Mental Health of Older Adults at the End of Life

Masako Mayahara, Olimpia Paun

Research output: Contribution to journalArticlepeer-review

4 Scopus citations


With advanced age, older adults (aged ≥65 years) become increasingly aware of the finality of their lives and many accept death as an unavoidable universal event. Over the past few decades, end-of-life treatment preferences shifted in the United States toward hospice and palliative care over curative treatment, with the ulti-mate goal of facilitating a good death. In addition to physical comfort, emotional well-being is essential in older adults at the end of life.
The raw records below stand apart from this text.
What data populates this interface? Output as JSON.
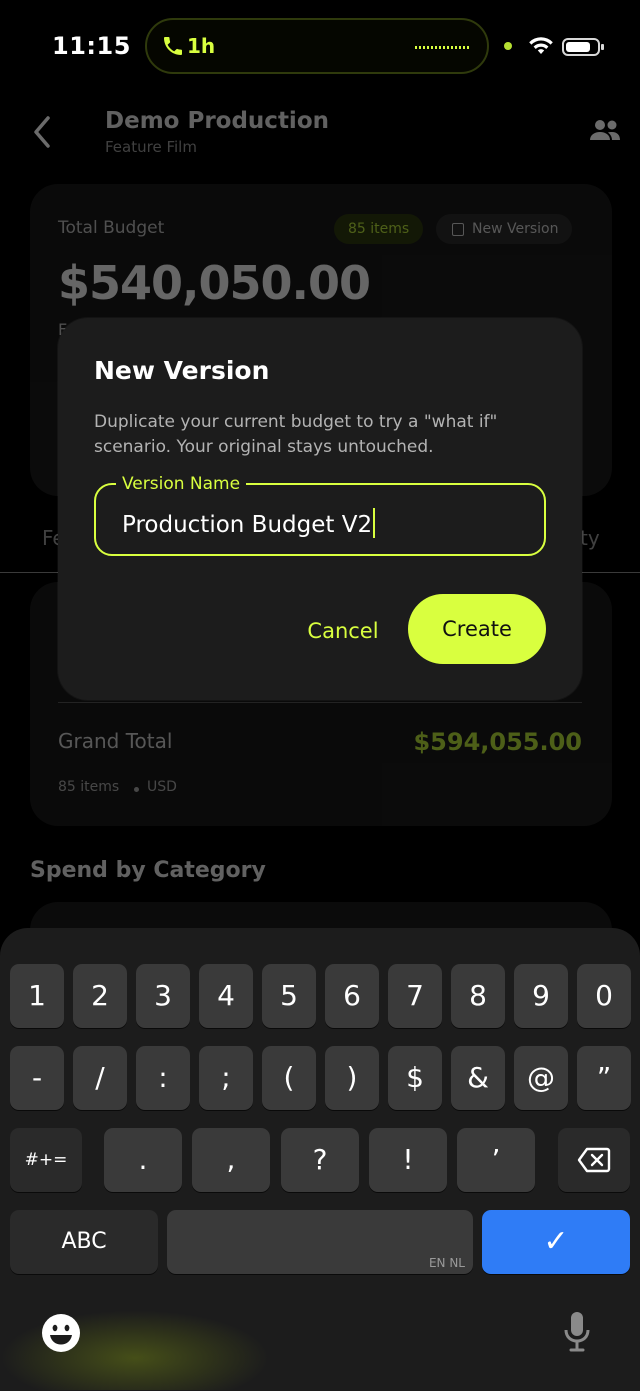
{
  "status_bar": {
    "time": "11:15",
    "call_duration": "1h"
  },
  "header": {
    "title": "Demo Production",
    "subtitle": "Feature Film"
  },
  "budget_card": {
    "label": "Total Budget",
    "items_badge": "85 items",
    "new_version_chip": "New Version",
    "amount": "$540,050.00",
    "peek_letter": "F"
  },
  "tabs_peek": {
    "left": "Fe",
    "right": "ty"
  },
  "summary": {
    "grand_total_label": "Grand Total",
    "grand_total_value": "$594,055.00",
    "item_count": "85 items",
    "currency": "USD"
  },
  "spend_heading": "Spend by Category",
  "dialog": {
    "title": "New Version",
    "description": "Duplicate your current budget to try a \"what if\" scenario. Your original stays untouched.",
    "field_label": "Version Name",
    "field_value": "Production Budget V2",
    "cancel_label": "Cancel",
    "create_label": "Create"
  },
  "keyboard": {
    "row1": [
      "1",
      "2",
      "3",
      "4",
      "5",
      "6",
      "7",
      "8",
      "9",
      "0"
    ],
    "row2": [
      "-",
      "/",
      ":",
      ";",
      "(",
      ")",
      "$",
      "&",
      "@",
      "”"
    ],
    "row3": [
      ".",
      ",",
      "?",
      "!",
      "’"
    ],
    "symbols_key": "#+=",
    "abc_key": "ABC",
    "space_hint": "EN NL",
    "return_glyph": "✓"
  },
  "colors": {
    "accent": "#d9ff3f",
    "background": "#000000",
    "card": "#1a1a1a",
    "return_key": "#2f7cf6"
  }
}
Despite high prevalence of depression, patients on hospice are rarely screened for depressive symptoms. Left untreated, depression increases the risk for complicated grief and suicide. Provider education and training are needed to facilitate early detection of symptoms and timely treatment for depression and grief at the end of life. Family caregivers should also be included in mental health support, as they care for their loved ones and beyond, includ-ing post-death bereavement support.

Original languageEnglish
Pages (from-to)12-15
Number of pages4
JournalJournal of Psychosocial Nursing and Mental Health Services
Issue number1
StatePublished - Jan 2023


Dive into the research topics of 'Mental Health of Older Adults at the End of Life'. Together they form a unique fingerprint.

Cite this